March 27, 2018, is American Diabetes Association Alert Day. It is an important day for raising awareness of type 2 diabetes and in encouraging the public to take the Diabetes Risk Test. This test only takes 60 seconds to complete and can instantly tell users if they’re at risk of type 2 diabetes. Take the Diabetes Risk Test or download the printable version to share with friends and loved ones.
Did you know? Up to 25% of US adults who have diabetes but do not know that they have it.
Type 2 Diabetes is the most common form of diabetes
According to the Centers for Disease Control and Prevention, more than 29 million Americans are living with diabetes and type 2 diabetes accounts for about 90% to 95% of all diagnosed cases of diabetes. Worldwide, more than 400 million people are living with Diabetes and 90% of them are type 2.
Unlike type 1 diabetes, type 2 diabetes can be prevented or delayed by following a healthy lifestyle, maintaining a healthy weight, and exercising regularly. The World Health Organization notes that this type of diabetes is largely the result of excess body weight and physical inactivity.
Type 2 Diabetes has serious risks and complications
Side effects of type 2 diabetes can be severe and include heart disease, stroke, kidney disease, and complications in pregnancy. It is also a major cause of blindness and lower limb amputation.
According to the International Diabetes Foundation (IDF), cardiovascular disease is the most common cause of death in people with diabetes. If uncontrolled, the consequences of having diabetes can be very serious and eventually become fatal.
Being diagnosed with type 2 diabetes can be stressful and oftentimes difficult but is manageable. Check out these stories of people who developed type 2 diabetes but still flourish.
Medical IDs for Type 2 Diabetes
Having any type of diabetes is a concern for medical professionals. National health organizations like the American Diabetes Association recommend wearing medical alert jewelry. In an emergency, a medical ID necklace or bracelet is a simple but effective tool that can alert responders of type 2 diabetes.
Emergency responders are trained to check for a medical ID around the wrist and neck. Wearing a medical ID can have a positive impact in receiving timely and precise treatment in a diabetic emergency. According to Medical News Today, the most common diabetic emergencies include severe hypoglycemia, diabetic ketoacidosis, hyperglycemic hyperosmolar syndrome, severe infections that trigger life-threatening complications, and diabetes complications like heart disease, heart attack, stroke, and kidney failure.

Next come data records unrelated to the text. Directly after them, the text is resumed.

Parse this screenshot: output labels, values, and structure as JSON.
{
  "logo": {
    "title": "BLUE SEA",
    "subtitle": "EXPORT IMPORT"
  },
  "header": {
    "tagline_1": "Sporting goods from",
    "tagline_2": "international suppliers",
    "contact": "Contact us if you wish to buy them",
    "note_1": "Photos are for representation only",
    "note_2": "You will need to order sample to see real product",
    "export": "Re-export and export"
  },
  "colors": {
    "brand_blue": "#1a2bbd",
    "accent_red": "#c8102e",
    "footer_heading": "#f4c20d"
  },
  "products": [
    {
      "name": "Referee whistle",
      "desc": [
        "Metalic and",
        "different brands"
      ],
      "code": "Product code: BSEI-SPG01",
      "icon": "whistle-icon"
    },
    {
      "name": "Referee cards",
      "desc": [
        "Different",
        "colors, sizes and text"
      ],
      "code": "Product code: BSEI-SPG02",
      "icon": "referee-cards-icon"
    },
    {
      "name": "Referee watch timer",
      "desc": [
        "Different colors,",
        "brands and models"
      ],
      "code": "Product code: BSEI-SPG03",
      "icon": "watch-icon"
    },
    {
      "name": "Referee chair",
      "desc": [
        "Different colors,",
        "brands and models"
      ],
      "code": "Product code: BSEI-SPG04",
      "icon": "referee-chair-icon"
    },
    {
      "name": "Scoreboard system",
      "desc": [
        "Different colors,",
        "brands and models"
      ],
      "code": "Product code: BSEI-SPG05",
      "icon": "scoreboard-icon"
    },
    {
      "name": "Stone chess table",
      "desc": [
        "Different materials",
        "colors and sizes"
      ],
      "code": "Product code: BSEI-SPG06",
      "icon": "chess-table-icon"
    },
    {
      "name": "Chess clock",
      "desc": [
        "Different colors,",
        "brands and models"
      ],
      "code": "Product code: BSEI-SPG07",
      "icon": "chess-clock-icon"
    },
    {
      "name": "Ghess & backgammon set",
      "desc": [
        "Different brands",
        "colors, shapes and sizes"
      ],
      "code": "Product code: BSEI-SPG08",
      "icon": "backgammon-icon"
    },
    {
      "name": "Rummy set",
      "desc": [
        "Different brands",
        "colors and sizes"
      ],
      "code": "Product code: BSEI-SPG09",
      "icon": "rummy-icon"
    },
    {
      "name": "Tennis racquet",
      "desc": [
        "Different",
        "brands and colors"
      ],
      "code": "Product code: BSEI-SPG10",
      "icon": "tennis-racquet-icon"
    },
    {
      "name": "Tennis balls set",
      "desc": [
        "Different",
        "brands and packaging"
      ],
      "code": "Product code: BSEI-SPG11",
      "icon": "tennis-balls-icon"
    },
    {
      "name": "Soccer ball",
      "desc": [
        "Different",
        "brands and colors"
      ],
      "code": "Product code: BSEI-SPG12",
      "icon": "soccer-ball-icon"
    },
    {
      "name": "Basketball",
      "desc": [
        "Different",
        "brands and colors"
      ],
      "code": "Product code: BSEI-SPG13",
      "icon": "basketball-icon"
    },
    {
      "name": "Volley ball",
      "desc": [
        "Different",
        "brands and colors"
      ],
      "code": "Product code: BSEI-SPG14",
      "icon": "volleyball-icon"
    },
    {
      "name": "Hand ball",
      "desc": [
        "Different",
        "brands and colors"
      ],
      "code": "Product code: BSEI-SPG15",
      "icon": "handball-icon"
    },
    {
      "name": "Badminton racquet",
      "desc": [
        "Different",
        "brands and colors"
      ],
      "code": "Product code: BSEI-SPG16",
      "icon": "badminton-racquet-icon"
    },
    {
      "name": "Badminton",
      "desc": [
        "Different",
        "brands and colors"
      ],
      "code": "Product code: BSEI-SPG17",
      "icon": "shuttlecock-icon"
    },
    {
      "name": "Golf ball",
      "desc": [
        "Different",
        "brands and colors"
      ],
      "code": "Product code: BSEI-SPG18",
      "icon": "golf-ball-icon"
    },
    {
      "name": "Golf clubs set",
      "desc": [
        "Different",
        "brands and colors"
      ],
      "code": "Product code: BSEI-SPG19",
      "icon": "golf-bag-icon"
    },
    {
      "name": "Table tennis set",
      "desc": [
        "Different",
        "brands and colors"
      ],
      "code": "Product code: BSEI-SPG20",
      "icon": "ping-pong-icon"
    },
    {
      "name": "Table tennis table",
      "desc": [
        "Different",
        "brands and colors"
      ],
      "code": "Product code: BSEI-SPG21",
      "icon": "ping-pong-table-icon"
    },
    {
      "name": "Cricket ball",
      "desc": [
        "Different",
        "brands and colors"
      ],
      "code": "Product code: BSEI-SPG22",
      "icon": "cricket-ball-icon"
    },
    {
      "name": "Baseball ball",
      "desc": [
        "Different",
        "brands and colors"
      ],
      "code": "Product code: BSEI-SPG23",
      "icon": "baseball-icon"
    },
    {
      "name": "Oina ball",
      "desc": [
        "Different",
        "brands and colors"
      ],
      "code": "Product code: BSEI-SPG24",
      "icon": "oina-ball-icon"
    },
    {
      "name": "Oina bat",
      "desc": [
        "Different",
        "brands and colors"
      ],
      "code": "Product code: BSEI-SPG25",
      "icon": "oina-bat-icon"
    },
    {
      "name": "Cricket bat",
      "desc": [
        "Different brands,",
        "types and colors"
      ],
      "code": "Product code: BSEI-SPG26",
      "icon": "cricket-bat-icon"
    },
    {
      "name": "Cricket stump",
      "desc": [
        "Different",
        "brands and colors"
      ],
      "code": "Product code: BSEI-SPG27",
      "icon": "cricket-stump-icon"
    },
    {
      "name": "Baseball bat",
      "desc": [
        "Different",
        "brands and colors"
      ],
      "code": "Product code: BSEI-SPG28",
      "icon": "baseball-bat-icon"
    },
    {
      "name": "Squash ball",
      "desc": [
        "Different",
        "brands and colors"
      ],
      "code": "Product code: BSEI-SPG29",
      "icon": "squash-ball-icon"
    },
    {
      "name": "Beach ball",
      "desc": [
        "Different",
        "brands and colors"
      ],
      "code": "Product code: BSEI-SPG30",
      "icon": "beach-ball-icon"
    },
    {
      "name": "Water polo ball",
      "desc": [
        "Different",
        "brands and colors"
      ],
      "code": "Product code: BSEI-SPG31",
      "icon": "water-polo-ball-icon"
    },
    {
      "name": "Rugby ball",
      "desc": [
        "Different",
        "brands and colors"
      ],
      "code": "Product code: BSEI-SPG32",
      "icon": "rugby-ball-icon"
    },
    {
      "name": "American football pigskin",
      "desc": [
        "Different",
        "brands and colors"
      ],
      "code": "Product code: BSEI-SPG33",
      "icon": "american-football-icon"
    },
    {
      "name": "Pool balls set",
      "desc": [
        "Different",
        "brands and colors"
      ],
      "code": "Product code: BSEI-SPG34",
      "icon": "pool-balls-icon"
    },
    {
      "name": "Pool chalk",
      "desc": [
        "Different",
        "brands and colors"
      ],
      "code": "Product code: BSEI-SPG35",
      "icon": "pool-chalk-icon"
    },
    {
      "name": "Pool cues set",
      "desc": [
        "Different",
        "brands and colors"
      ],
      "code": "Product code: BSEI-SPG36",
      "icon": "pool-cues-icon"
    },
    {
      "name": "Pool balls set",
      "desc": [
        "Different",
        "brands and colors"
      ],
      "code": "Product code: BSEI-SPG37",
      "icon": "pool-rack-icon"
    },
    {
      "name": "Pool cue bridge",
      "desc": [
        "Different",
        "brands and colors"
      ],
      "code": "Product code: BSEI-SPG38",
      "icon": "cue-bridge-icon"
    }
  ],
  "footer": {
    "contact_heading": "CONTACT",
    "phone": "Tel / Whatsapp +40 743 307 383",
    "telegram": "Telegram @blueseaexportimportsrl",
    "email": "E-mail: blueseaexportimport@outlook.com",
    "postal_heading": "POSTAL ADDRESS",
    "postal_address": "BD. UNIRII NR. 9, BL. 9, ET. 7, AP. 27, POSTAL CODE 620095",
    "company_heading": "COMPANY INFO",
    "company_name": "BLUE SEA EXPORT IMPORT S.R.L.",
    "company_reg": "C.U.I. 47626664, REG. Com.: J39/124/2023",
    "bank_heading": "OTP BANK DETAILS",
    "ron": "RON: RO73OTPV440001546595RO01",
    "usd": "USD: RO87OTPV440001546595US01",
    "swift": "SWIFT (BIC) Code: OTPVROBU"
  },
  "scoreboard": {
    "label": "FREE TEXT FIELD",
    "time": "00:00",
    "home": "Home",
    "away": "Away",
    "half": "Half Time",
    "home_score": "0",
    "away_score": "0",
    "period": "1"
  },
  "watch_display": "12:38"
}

I mostly post about Type 1 Diabetes (autoimmune diabetes) since that is what I have. However, Type 2 is more prevalent and is life-threatening as well.
Some common reasons why T2 goes undiagnosed for months even years is because it creeps up on patients (unlike T1).
Additionally, people have the common misconception that it only happens to people who are overweight, eat poorly and that it is a disease caused by the person.
**Most overweight people are not and never will have T2 according to the American Diabetes Association.**
Genetics play a significant role and could be argued that it outweighs lifestyle and weight factors. People of color have a higher genetic risk, but it is not uncommon for white people.
Certain conditions, such as PCOS in women, are connected to the development of T2.
Some medications may influence insulin resistance (trademark of T2).
Gestational diabetes sometimes remains as T2. It is a prediction of T2 later in life.
Age is a factor as even with the increase of childhood T2, it is still rare to see it in children and young adults.
If you are diagnosed with T2 but do not improve with diet, oral medication, and even insulin, you may actually have Latent Autoimmune Diabetes in Adults and should be tested for antibodies associated with T1.
LADA is a form of T1 (often called 1.5) that appears somewhat more gradual than what is seen in childhood. It is commonly mistaken for T2 because it may be caught in its early stages of increased glucose before severe weight loss and Diabetic Ketoacidosis appears.
Unfortunately, patients with LADA are given oral medications taken for T2 (to counter insulin resistance) but end up in the ER with DKA.
Since the immune system destroys insulin-producing cells in T1 and LADA, oral medications for T2 even with diet changes will not work.
Insulin is a necessary hormone to stay alive for everyone. Efficient use of natural insulin production is the focus of treatment for T2 but may be augmented through insulin or other injectables.
Insulin *replacement* is necessary for all with T1 and LADA.
Please know your risk factors and ensure that you are properly diagnosed. All forms of diabetes (there are several) are serious but have different needs to regulate blood sugar levels and other complications.